Emergencies happen all the time, which can be stressful situations. You call the doctor, 911 or rush to a hospital in a situation that involves a human being, but what about your beloved family pet that can't tell you what's wrong with them? See below for some emergencies that could involve your pet and how you should handle them.
Vomiting And/Or Diarrhea
If your dog has been vomiting or has had diarrhea, think about what your dog has eaten that day. If he has had anything out of the ordinary, or been given new food or treats, you should contact your veterinarian immediately and let him know as much information as possible. Let your dog out as much as he needs to so he can relieve himself as needed. He may eat grass to help settle his stomach.
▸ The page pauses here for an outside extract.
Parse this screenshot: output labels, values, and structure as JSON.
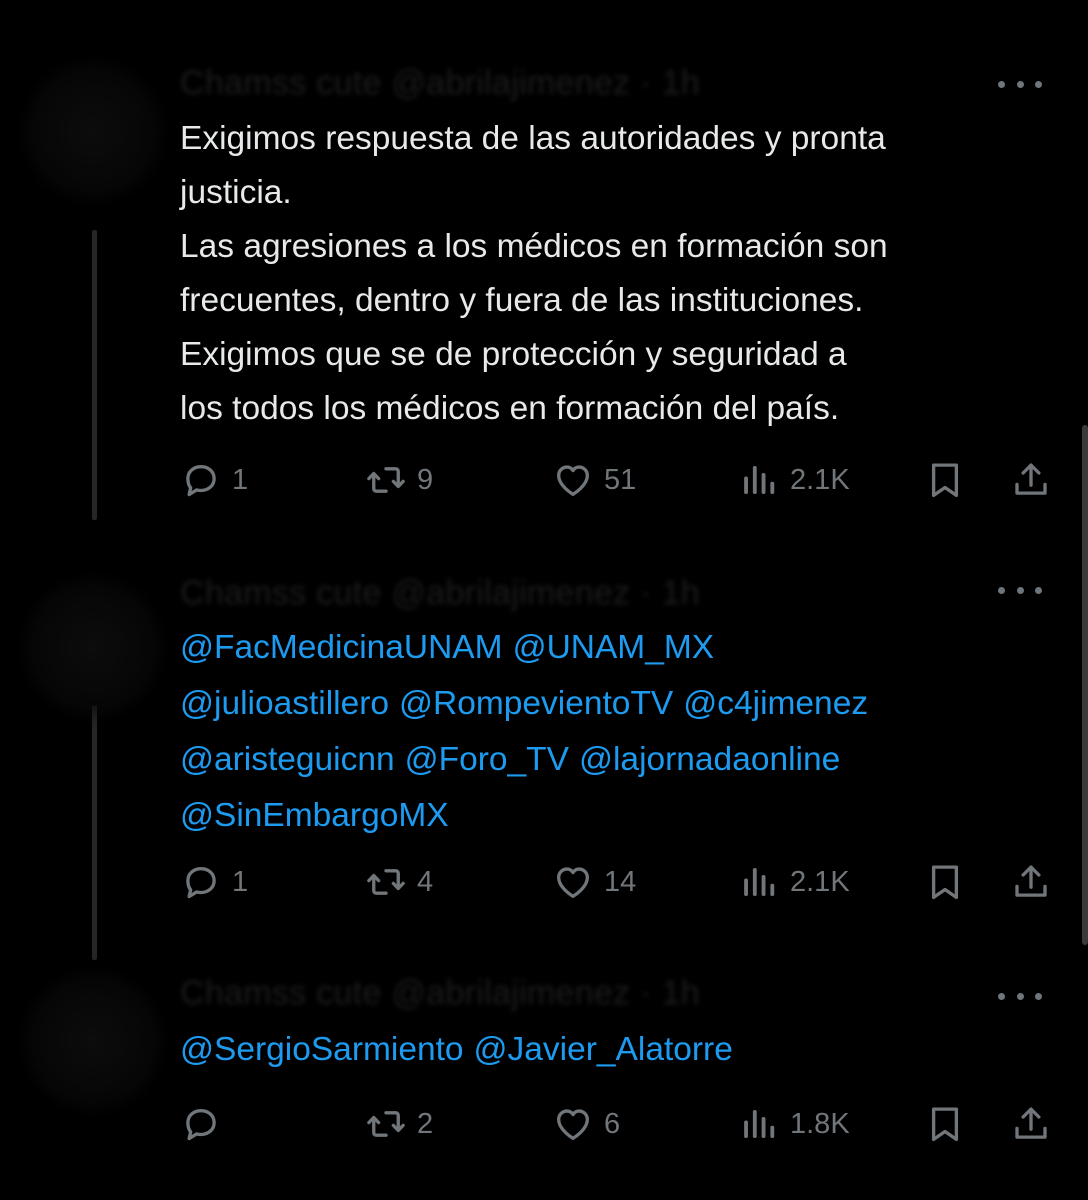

Heavy Breathing Or Excessive Panting
If your dog is breathing heavily or having problems catching his breath, without having done anything too exhausting, contact your veterinarian immediately. It could be a lot of different things including: overexertion, dehydration or even sepsis. If your veterinarian is not in the office, call the after-hours number and follow the instructions. In the meantime, keep your pet as calm as possible, and apply cool compresses to his paws to help keep him cool.
Car Accident Or Other Wounds
If your dog has been wounded by a car accident or other type of accident, keep your dog calm, and remove him from the situation to help prevent further injury. If he's bleeding, apply pressure to the wound to help prevent too much blood loss. Contact the veterinarian, or take your dog to an emergency pet clinic immediately.
If your dog has been poisoned, or eaten something that could potentially be poisonous to your dog, contact the veterinarian immediately. Do not give your dog anything including water, food or medication unless otherwise directed. If you know what your dog has gotten into, be sure to let your veterinarian know and keep the packaging just in case to help your veterinarian treat your dog.
A dog that is having a seizure can involve simply a shake of the head, constant licking, or an entire body seizure (grand mal seizure). If your dog is having any type of seizure, try to keep the room calm and quiet, and move anything out of the way to prevent your dog from injuring himself. Also remove other pets and small children, to prevent injury to them or to your dog having the seizure. Call the veterinarian immediately and be sure to let him know how long the seizure lasted, as well as what your dog was doing when he had the seizure.
Pet emergencies can happen, so it's best to be prepared in the event one happens to your pet. Always contact your veterinarian in the event of any type of emergency. Places like Pittsburgh Spay & Vaccination Clinic can help.